Triangle (Christopher Smith, 2009)
Decided to check out Christopher Smith's nun themed chiller, Consecration (2023) recently. Turned out to be a failure, just like Jenna Malone's British accent in it. I also noticed Smith recycled certain elements from his far superior film, Triangle (2009). Hence, the time was right to give this mindbending film a revisit.
Although it essentially spells things out for attentive viewers by the end credits, Smith's Triangle is a rewarding viewing experience for anyone who might consider themself an aficionado of head scratcher movies. Much like Aolus, the greek god of the four winds, the film runs at a breezy pace thanks to its perpetual time loop concept and all its glitches keep the film feeling fresh throughout.
Deja vu themed films will obviously incur comparisons to Groundhog Day (1993), but Triangle is a very different breed of film; its effects overlap with a past, present and future protagonist co-existing in the loop. There's also the overall tone of the film being much darker completely fixated on the psychological horror of its twisted concept. Smith's film also draws from greek mythology (the legend of Sisyphus) rather than a sci-fi concept that might have been alluded to by its title. Triangle's protagonist, Jess, a struggling mother to a young boy with autism, behaves very strangely from the onset, and things get even weirder for her and her sailing party after a freak storm leaves them adrift on their capsized yacht. A mysterious ocean liner becomes the main location for the oncoming surreal events to follow. Are Jess and her party caught in the legendary Bermuda Triangle? Who is the sackclothed psycho with a shotgun resembling The Phantom Killer? How did Liam Hemsworth land the role of Victor over his brother Chris? Most of these questions will be answered by the finale.
This nautical, noughties enigma is spearheaded by a killer
performance from Aussie actress Melissa George as Jess. This was her
decade since she progressed from bit part film roles after her stint in
the Australian soap opera Home & Away as Angel Parrish, to becoming a bonafide scream queen with a spate of horror films in the 2000s: The Amityville Horror (2005), Turistas (2006) and 30 Days of Night
(2007). To break it down by today's hack media, if they're female and in a horror film, they're automatically granted the moniker of scream queen by default. Them's
the rules, apparently. Nevertheless, Melissa George's
performance in Triangle is the major reason why she is honoured with
Dada Debaser's coveted Best Scream Queen of the 2000s title.

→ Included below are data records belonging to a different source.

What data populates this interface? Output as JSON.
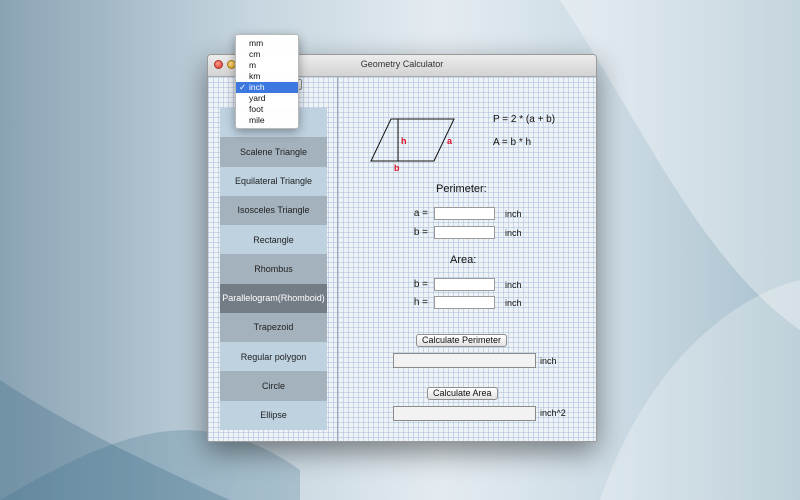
{
  "window": {
    "title": "Geometry Calculator"
  },
  "unit_menu": {
    "options": [
      "mm",
      "cm",
      "m",
      "km",
      "inch",
      "yard",
      "foot",
      "mile"
    ],
    "selected_index": 4,
    "check_glyph": "✓"
  },
  "sidebar": {
    "items": [
      {
        "label": ""
      },
      {
        "label": "Scalene Triangle"
      },
      {
        "label": "Equilateral Triangle"
      },
      {
        "label": "Isosceles Triangle"
      },
      {
        "label": "Rectangle"
      },
      {
        "label": "Rhombus"
      },
      {
        "label": "Parallelogram(Rhomboid)"
      },
      {
        "label": "Trapezoid"
      },
      {
        "label": "Regular polygon"
      },
      {
        "label": "Circle"
      },
      {
        "label": "Ellipse"
      }
    ],
    "selected_index": 6
  },
  "diagram": {
    "label_h": "h",
    "label_a": "a",
    "label_b": "b",
    "accent": "#e0102a"
  },
  "formulas": {
    "perimeter": "P = 2 * (a + b)",
    "area": "A = b * h"
  },
  "perimeter": {
    "title": "Perimeter:",
    "a_label": "a =",
    "a_value": "",
    "a_unit": "inch",
    "b_label": "b =",
    "b_value": "",
    "b_unit": "inch"
  },
  "area": {
    "title": "Area:",
    "b_label": "b =",
    "b_value": "",
    "b_unit": "inch",
    "h_label": "h =",
    "h_value": "",
    "h_unit": "inch"
  },
  "actions": {
    "calc_perimeter": "Calculate Perimeter",
    "perimeter_result": "",
    "perimeter_unit": "inch",
    "calc_area": "Calculate Area",
    "area_result": "",
    "area_unit": "inch^2"
  }
}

Her ability to act automatically makes her one of the better ones, which works to the film's advantage since she realling gets to flex some serious emotional range in the film while still looking great in her daisy dukes. She's phenomenally good in portraying Jess as a fractured and morally grey individual.
Never really noticed the plot holes that some critics have pointed out. My only real gripe; which is minor, are the references to The Shining (1980). The inclusion of the number 237 for both Jess's house and the cabin room felt completely unnecessary. Like some other films from this period, I was also worried the film's visuals might have dated it. Surpringly, the harsh lighting, which was so synoymous with that particular era, served the film incredibly well. Huge fan of the scenes shot on deck which highlight this since they're a prime example of daylight horror done right, in my opinion.
All in all, Triangle was already a great film to begin with, and seeing this again reinforces it as a perfect candidate to my belief that 2009 was an incredible year for cinema. Triangle ought to be considered as the climax to both Australian and British genre during the noughties renaissance. Despite enjoying some of his other movies, Christopher Smith never reached this level of quality again, therefore I consider it his magnum opus. Highly recommended.